-On January 7, C and D create trading volume of 5 and there are also five more options left open.
-On January 8, A takes an offsetting position, open interest is reduced by 6 and trading volume is 6.
-On January 9, E simply replaces C and open interest does not change, trading volume increases by 5.
Stock options are so unique and understanding how options are valued can be confusing. This learning module teaches you the basic components that give stock options their value.
Volume is the number of contracts of a particular option contract that have traded on a given day, similar to it meaning the number of shares traded on a particular stock on a given day. Open interest is the number of option contracts for a particular stock at a specific strike price and a specific expiration date that were open at the close of trading on the prior trading day. While some traders look at this information as an indication of liquidity of a particular option or option chain, a more reliable indicator may be the tightness of the bid / ask spread.
The above statement sounded " too good to be true ". This is precisely why I created a FREE $8,555 web based options trading course to prove that it is true.

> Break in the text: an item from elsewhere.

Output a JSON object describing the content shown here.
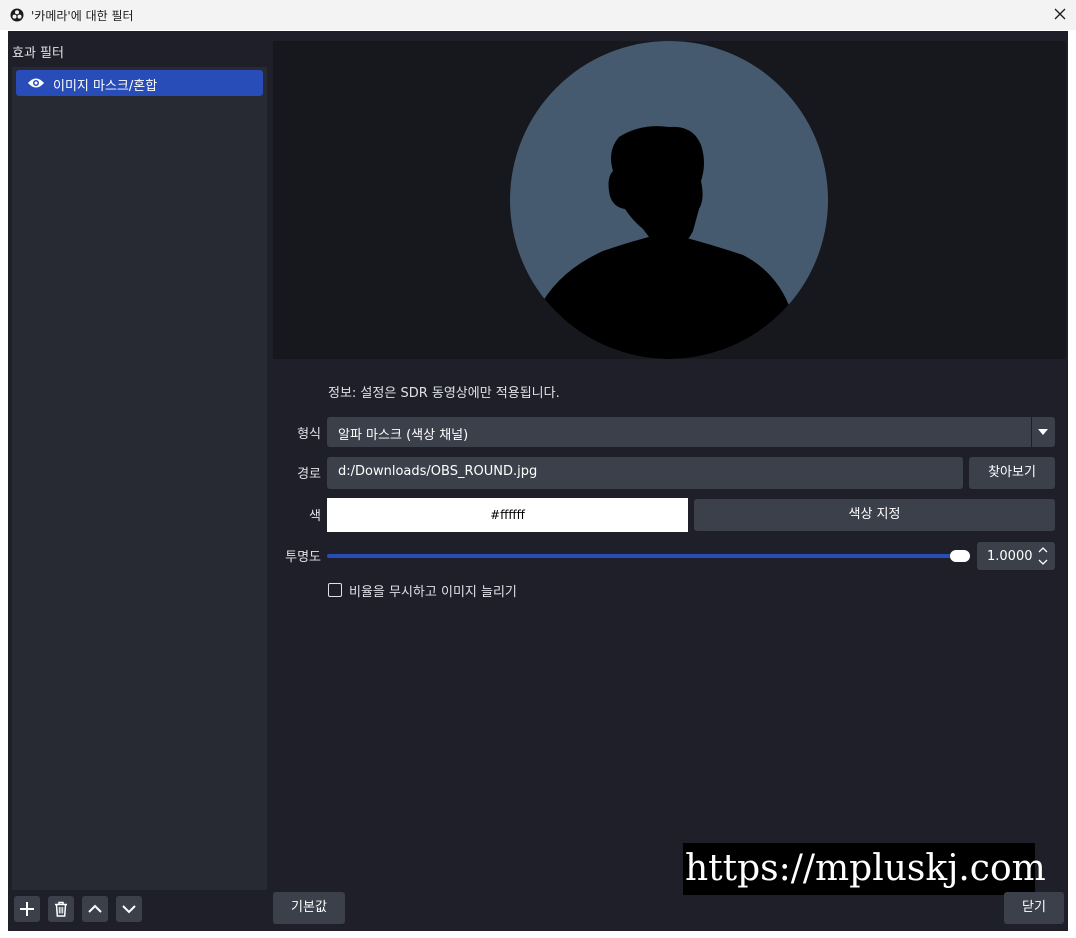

As the chart above demonstrates, if you bought 6555 shares of stock at $85, you would be putting $85,555 at risk. If you sold the stock when it rises to $95, you make $65,555 on your $85,555 investment, a % return. In contrast, investing $6,555 in call options only puts $6,555 at risk. In this case, the return is 955%.